> _DATA SECTION_:
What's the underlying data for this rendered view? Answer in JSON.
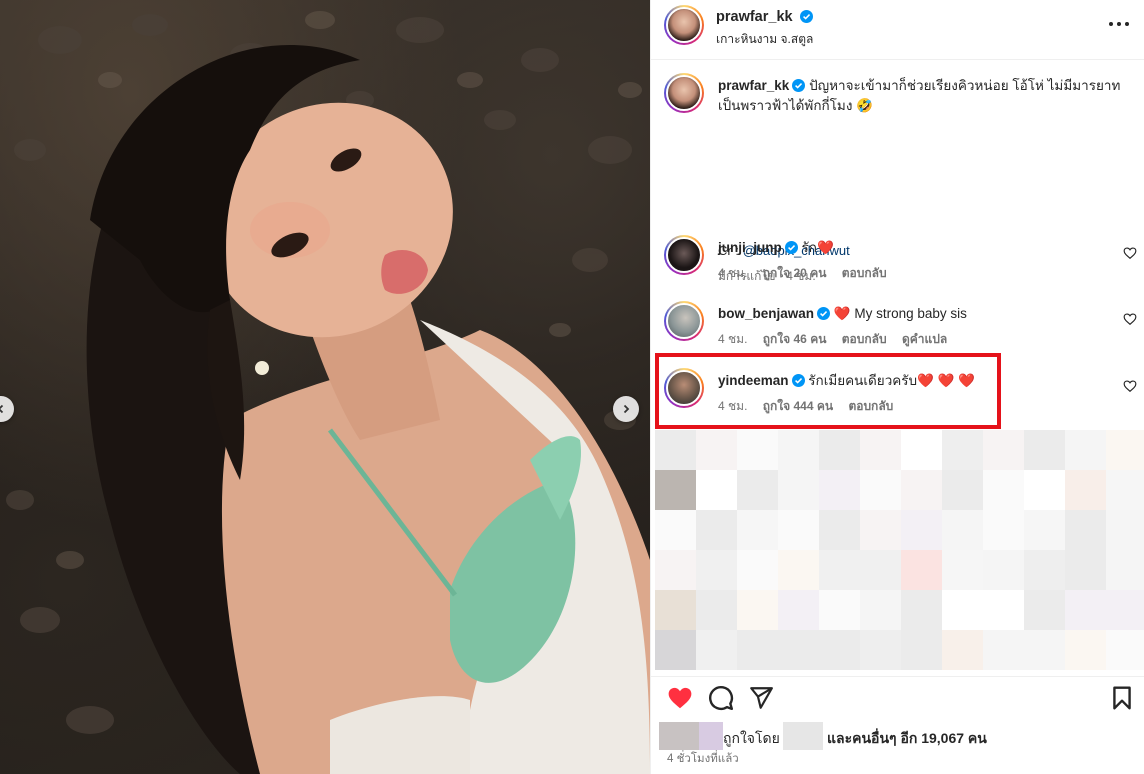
{
  "post": {
    "username": "prawfar_kk",
    "location": "เกาะหินงาม จ.สตูล",
    "caption": {
      "username": "prawfar_kk",
      "text_line1": "ปัญหาจะเข้ามาก็ช่วยเรียงคิวหน่อย โอ้โห่ ไม่มีมารยาท",
      "text_line2": "เป็นพราวฟ้าได้พักกี่โมง 🤣",
      "credit_prefix": "Cr : ",
      "credit_handle": "@badpix_chanwut",
      "meta": "มีการแก้ไข · 4 ชม."
    }
  },
  "comments": [
    {
      "username": "junji_junp",
      "text": "รัก",
      "emoji": "❤️",
      "time": "4 ชม.",
      "likes": "ถูกใจ 20 คน",
      "reply": "ตอบกลับ",
      "translate": ""
    },
    {
      "username": "bow_benjawan",
      "text": "My strong baby sis",
      "emoji": "❤️",
      "time": "4 ชม.",
      "likes": "ถูกใจ 46 คน",
      "reply": "ตอบกลับ",
      "translate": "ดูคำแปล"
    },
    {
      "username": "yindeeman",
      "text": "รักเมียคนเดียวครับ",
      "emoji": "❤️ ❤️ ❤️",
      "time": "4 ชม.",
      "likes": "ถูกใจ 444 คน",
      "reply": "ตอบกลับ",
      "translate": ""
    }
  ],
  "likes": {
    "liked_by": "ถูกใจโดย",
    "and_others": "และคนอื่นๆ อีก 19,067 คน"
  },
  "time_ago": "4 ชั่วโมงที่แล้ว",
  "icons": {
    "like": "heart-filled-icon",
    "comment": "comment-bubble-icon",
    "share": "paper-plane-icon",
    "save": "bookmark-icon",
    "more": "more-dots-icon",
    "verified": "verified-badge-icon"
  },
  "colors": {
    "like_red": "#ff3040",
    "highlight_red": "#e5121a",
    "verified_blue": "#0095f6",
    "link_blue": "#00376b"
  }
}
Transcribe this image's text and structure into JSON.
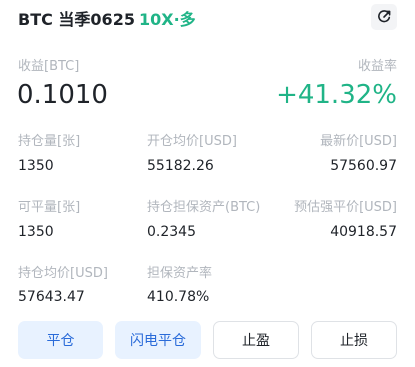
{
  "header": {
    "contract": "BTC 当季0625",
    "tag": "10X·多",
    "share_icon": "share-icon"
  },
  "pnl": {
    "label": "收益[BTC]",
    "value": "0.1010",
    "rate_label": "收益率",
    "rate_value": "+41.32%"
  },
  "row1": {
    "position_label": "持仓量[张]",
    "position_value": "1350",
    "avg_open_label": "开仓均价[USD]",
    "avg_open_value": "55182.26",
    "last_label": "最新价[USD]",
    "last_value": "57560.97"
  },
  "row2": {
    "closable_label": "可平量[张]",
    "closable_value": "1350",
    "margin_label": "持仓担保资产(BTC)",
    "margin_value": "0.2345",
    "liq_label": "预估强平价[USD]",
    "liq_value": "40918.57"
  },
  "row3": {
    "hold_avg_label": "持仓均价[USD]",
    "hold_avg_value": "57643.47",
    "margin_rate_label": "担保资产率",
    "margin_rate_value": "410.78%"
  },
  "actions": {
    "close": "平仓",
    "flash_close": "闪电平仓",
    "take_profit": "止盈",
    "stop_loss": "止损"
  },
  "colors": {
    "green": "#20b487",
    "blue": "#2a6bd9",
    "label_gray": "#b1b6bd"
  }
}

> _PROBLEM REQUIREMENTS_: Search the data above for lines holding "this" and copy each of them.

> _RESPONSE AREA_:
What's the underlying data for this rendered view? Answer in JSON.
Transcribe this image's text and structure into JSON.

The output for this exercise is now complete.